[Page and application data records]
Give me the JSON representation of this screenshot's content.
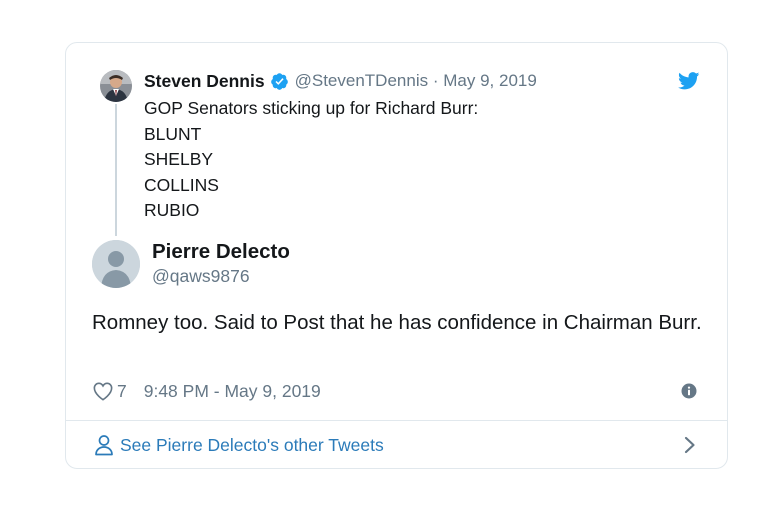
{
  "parent_tweet": {
    "author_name": "Steven Dennis",
    "author_handle": "@StevenTDennis",
    "separator": "·",
    "date": "May 9, 2019",
    "lines": [
      "GOP Senators sticking up for Richard Burr:",
      "BLUNT",
      "SHELBY",
      "COLLINS",
      "RUBIO"
    ],
    "icons": {
      "verified": "verified-badge-icon",
      "brand": "twitter-bird-icon"
    }
  },
  "tweet": {
    "author_name": "Pierre Delecto",
    "author_handle": "@qaws9876",
    "text": "Romney too. Said to Post that he has confidence in Chairman Burr.",
    "like_count": "7",
    "timestamp": "9:48 PM - May 9, 2019",
    "icons": {
      "like": "heart-icon",
      "info": "info-icon",
      "avatar": "default-avatar-icon"
    }
  },
  "footer": {
    "cta_label": "See Pierre Delecto's other Tweets",
    "icons": {
      "person": "person-icon",
      "chevron": "chevron-right-icon"
    }
  },
  "colors": {
    "text": "#14171a",
    "secondary_text": "#657786",
    "link": "#2b7bb9",
    "twitter_blue": "#1da1f2",
    "border": "#e1e8ed"
  }
}
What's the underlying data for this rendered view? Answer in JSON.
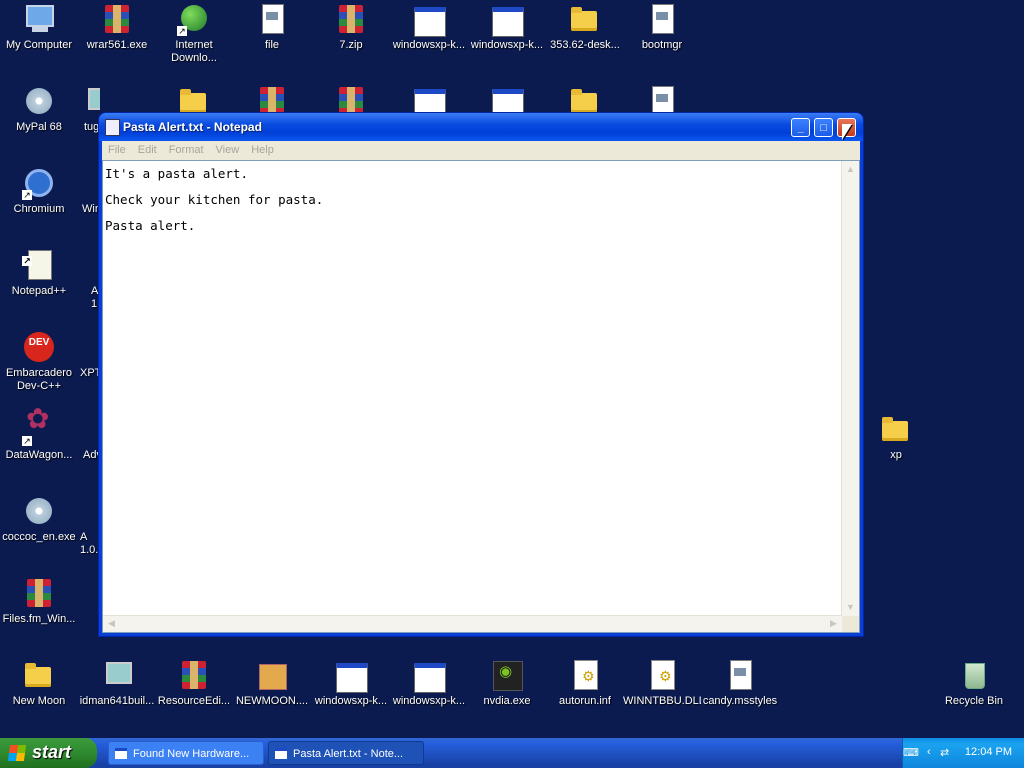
{
  "desktop_icons": [
    {
      "label": "My Computer",
      "icon": "computer-icon"
    },
    {
      "label": "wrar561.exe",
      "icon": "winrar-icon"
    },
    {
      "label": "Internet Downlo...",
      "icon": "globe-icon"
    },
    {
      "label": "file",
      "icon": "file-icon"
    },
    {
      "label": "7.zip",
      "icon": "winrar-icon"
    },
    {
      "label": "windowsxp-k...",
      "icon": "window-icon"
    },
    {
      "label": "windowsxp-k...",
      "icon": "window-icon"
    },
    {
      "label": "353.62-desk...",
      "icon": "folder-icon"
    },
    {
      "label": "bootmgr",
      "icon": "file-icon"
    },
    {
      "label": "MyPal 68",
      "icon": "raccoon-icon"
    },
    {
      "label": "tug",
      "icon": "setup-icon"
    },
    {
      "label": "Chromium",
      "icon": "chromium-icon"
    },
    {
      "label": "Win",
      "icon": "app-icon"
    },
    {
      "label": "Notepad++",
      "icon": "notepadpp-icon"
    },
    {
      "label": "A 1",
      "icon": "app-icon"
    },
    {
      "label": "Embarcadero Dev-C++",
      "icon": "devcpp-icon"
    },
    {
      "label": "XPT",
      "icon": "app-icon"
    },
    {
      "label": "DataWagon...",
      "icon": "flower-icon"
    },
    {
      "label": "Adv",
      "icon": "app-icon"
    },
    {
      "label": "coccoc_en.exe",
      "icon": "cd-icon"
    },
    {
      "label": "A 1.0.",
      "icon": "app-icon"
    },
    {
      "label": "Files.fm_Win...",
      "icon": "winrar-icon"
    },
    {
      "label": "xp",
      "icon": "folder-icon"
    },
    {
      "label": "New Moon",
      "icon": "folder-icon"
    },
    {
      "label": "idman641buil...",
      "icon": "setup-icon"
    },
    {
      "label": "ResourceEdi...",
      "icon": "winrar-icon"
    },
    {
      "label": "NEWMOON....",
      "icon": "package-icon"
    },
    {
      "label": "windowsxp-k...",
      "icon": "window-icon"
    },
    {
      "label": "windowsxp-k...",
      "icon": "window-icon"
    },
    {
      "label": "nvdia.exe",
      "icon": "nvidia-icon"
    },
    {
      "label": "autorun.inf",
      "icon": "inf-icon"
    },
    {
      "label": "WINNTBBU.DLL",
      "icon": "dll-icon"
    },
    {
      "label": "candy.msstyles",
      "icon": "msstyles-icon"
    },
    {
      "label": "Recycle Bin",
      "icon": "recycle-bin-icon"
    }
  ],
  "notepad": {
    "title": "Pasta Alert.txt - Notepad",
    "menu": [
      "File",
      "Edit",
      "Format",
      "View",
      "Help"
    ],
    "lines": [
      "It's a pasta alert.",
      "Check your kitchen for pasta.",
      "Pasta alert."
    ],
    "buttons": {
      "minimize": "_",
      "maximize": "□",
      "close": "✕"
    }
  },
  "taskbar": {
    "start_label": "start",
    "tasks": [
      {
        "label": "Found New Hardware...",
        "active": false
      },
      {
        "label": "Pasta Alert.txt - Note...",
        "active": true
      }
    ],
    "clock": "12:04 PM"
  }
}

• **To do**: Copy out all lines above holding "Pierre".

• **Output below**:
    "author_name": "Pierre Delecto",
    "cta_label": "See Pierre Delecto's other Tweets",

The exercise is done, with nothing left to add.